As electronic content represents ever-growing investments of library funds, it’s essential to constantly measure the usage level of each resource. Almost all license agreements now include requirements for publishers to provide libraries with monthly usage statistics for each subscribed title. These statistics reflect important metrics, such as the number of searches performed; number of citations viewed; and the number of articles downloaded by individuals associated with the library’s institution.
In recent years, through an initiative called “COUNTER” (Counting Online Usage of NeTworked Electronic Resources), a variety of interested parties have created a set of specifications and practices that bring some consistency to the process of delivering usage statistics.

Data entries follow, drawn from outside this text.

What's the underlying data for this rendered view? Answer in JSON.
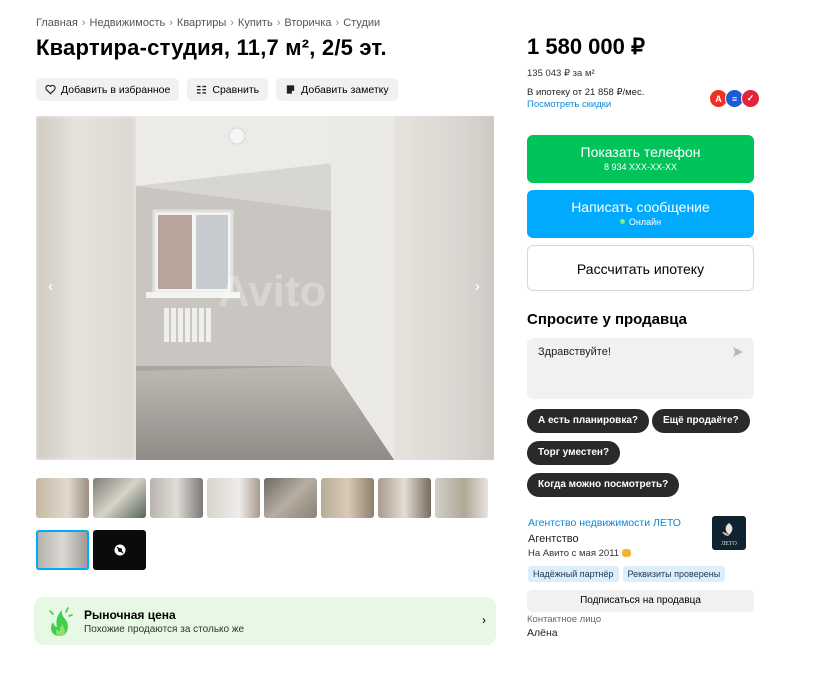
{
  "breadcrumbs": [
    "Главная",
    "Недвижимость",
    "Квартиры",
    "Купить",
    "Вторичка",
    "Студии"
  ],
  "breadcrumb_separator": "›",
  "title": "Квартира-студия, 11,7 м², 2/5 эт.",
  "actions": {
    "favorite": "Добавить в избранное",
    "compare": "Сравнить",
    "note": "Добавить заметку"
  },
  "gallery": {
    "watermark": "Avito",
    "prev_icon": "chevron-left-icon",
    "next_icon": "chevron-right-icon",
    "arrow_prev": "‹",
    "arrow_next": "›",
    "thumbnail_count": 10,
    "selected_thumbnail": 9
  },
  "market_price": {
    "title": "Рыночная цена",
    "subtitle": "Похожие продаются за столько же",
    "chevron": "›",
    "accent": "#e7f8e4"
  },
  "price": {
    "amount": "1 580 000 ₽",
    "per_meter": "135 043 ₽ за м²",
    "mortgage": "В ипотеку от 21 858 ₽/мес.",
    "discounts_link": "Посмотреть скидки",
    "bank_labels": [
      "А",
      "≡",
      "✓"
    ]
  },
  "buttons": {
    "show_phone": "Показать телефон",
    "phone_mask": "8 934 XXX-XX-XX",
    "write_message": "Написать сообщение",
    "online_status": "Онлайн",
    "calc_mortgage": "Рассчитать ипотеку",
    "phone_color": "#00c45a",
    "message_color": "#00aaff"
  },
  "ask_seller": {
    "heading": "Спросите у продавца",
    "message": "Здравствуйте!",
    "quick_questions": [
      "А есть планировка?",
      "Ещё продаёте?",
      "Торг уместен?",
      "Когда можно посмотреть?"
    ]
  },
  "seller": {
    "agency_name": "Агентство недвижимости ЛЕТО",
    "type": "Агентство",
    "since": "На Авито с мая 2011",
    "logo_text": "ЛЕТО",
    "badges": [
      "Надёжный партнёр",
      "Реквизиты проверены"
    ],
    "subscribe": "Подписаться на продавца",
    "contact_label": "Контактное лицо",
    "contact_name": "Алёна"
  }
}
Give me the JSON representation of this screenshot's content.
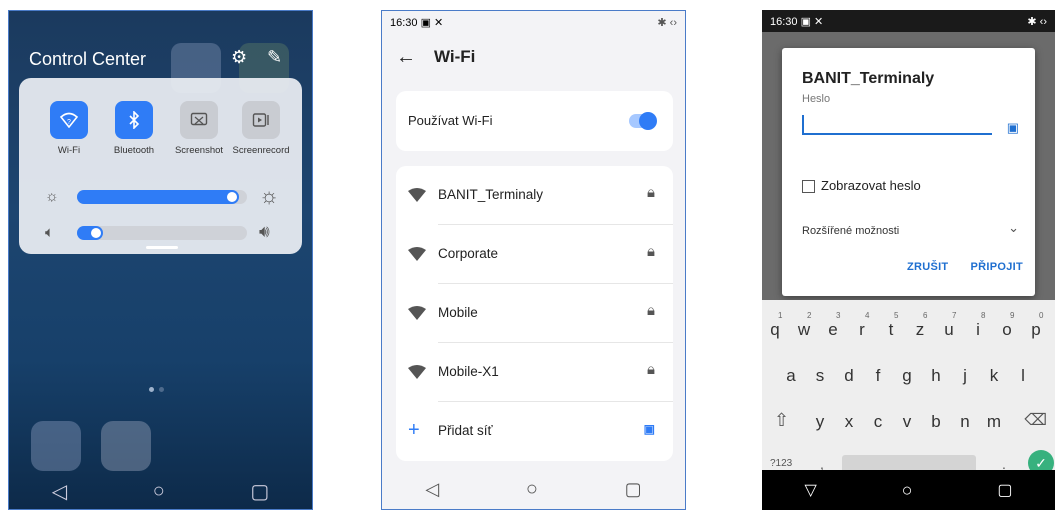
{
  "panel1": {
    "title": "Control Center",
    "header_icons": [
      "gear-icon",
      "pencil-icon"
    ],
    "tiles": [
      {
        "label": "Wi-Fi",
        "icon": "wifi-icon",
        "active": true
      },
      {
        "label": "Bluetooth",
        "icon": "bluetooth-icon",
        "active": true
      },
      {
        "label": "Screenshot",
        "icon": "screenshot-icon",
        "active": false
      },
      {
        "label": "Screenrecord",
        "icon": "screenrecord-icon",
        "active": false
      }
    ],
    "brightness_level": 0.95,
    "volume_level": 0.15,
    "accent": "#2f7cf6"
  },
  "panel2": {
    "status_time": "16:30",
    "title": "Wi-Fi",
    "use_wifi_label": "Používat Wi-Fi",
    "use_wifi_on": true,
    "networks": [
      {
        "name": "BANIT_Terminaly",
        "locked": true
      },
      {
        "name": "Corporate",
        "locked": true
      },
      {
        "name": "Mobile",
        "locked": true
      },
      {
        "name": "Mobile-X1",
        "locked": true
      }
    ],
    "add_network_label": "Přidat síť"
  },
  "panel3": {
    "status_time": "16:30",
    "dialog_title": "BANIT_Terminaly",
    "password_label": "Heslo",
    "password_value": "",
    "show_password_label": "Zobrazovat heslo",
    "advanced_label": "Rozšířené možnosti",
    "cancel_label": "ZRUŠIT",
    "connect_label": "PŘIPOJIT",
    "keyboard": {
      "row1": [
        "q",
        "w",
        "e",
        "r",
        "t",
        "z",
        "u",
        "i",
        "o",
        "p"
      ],
      "row1_nums": [
        "1",
        "2",
        "3",
        "4",
        "5",
        "6",
        "7",
        "8",
        "9",
        "0"
      ],
      "row2": [
        "a",
        "s",
        "d",
        "f",
        "g",
        "h",
        "j",
        "k",
        "l"
      ],
      "row3": [
        "y",
        "x",
        "c",
        "v",
        "b",
        "n",
        "m"
      ],
      "symbols_label": "?123",
      "comma": ",",
      "period": "."
    }
  }
}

The initial version of the COUNTER guidelines took effect in January 2003, and since then, they have been widely adopted by publishers and providers of electronic resources licensed by libraries.
Even with the consistency of data provided by COUNTER, the process of gathering statistics remains laborious. COUNTER guidelines specify that the publisher provide an administrative Web site, which only an authorized library representative can access to view and download statistics. The statistics can be provided in delimited files or in spreadsheet format. Given the large number of publishers with which a typical library does business, the process of visiting each one’s site each month represents a time-consuming and tedious task.
SUSHI Standard to the Rescue
The Standards Usage Statistics Harvesting Initiative, or SUSHI, provides a standard protocol that can be implemented—by which collecting statistics becomes an automated process—within a library’s electronic resource-management (ERM) system. SUSHI takes the form of a Web service, which stands as the preferred architecture for exchanging services and data among diverse computer systems. SUSHI emerged as an initiative facilitated by NISO (National Information Standards Organization) among a group of vendors, libraries, publishers, and other stakeholders.
A number of publishers and automation vendors have announced support for SUSHI. Innovative Interfaces announced its Electronic Resource Management 2006, the third major version of this product, will include support for SUSHI. Ex Libris indicates it has successfully concluded proof-of-concept testing of SUSHI with its new Verde ERM. On the publisher side, EBSCO and Swets have announced the capability to support the SUSHI Web service as well.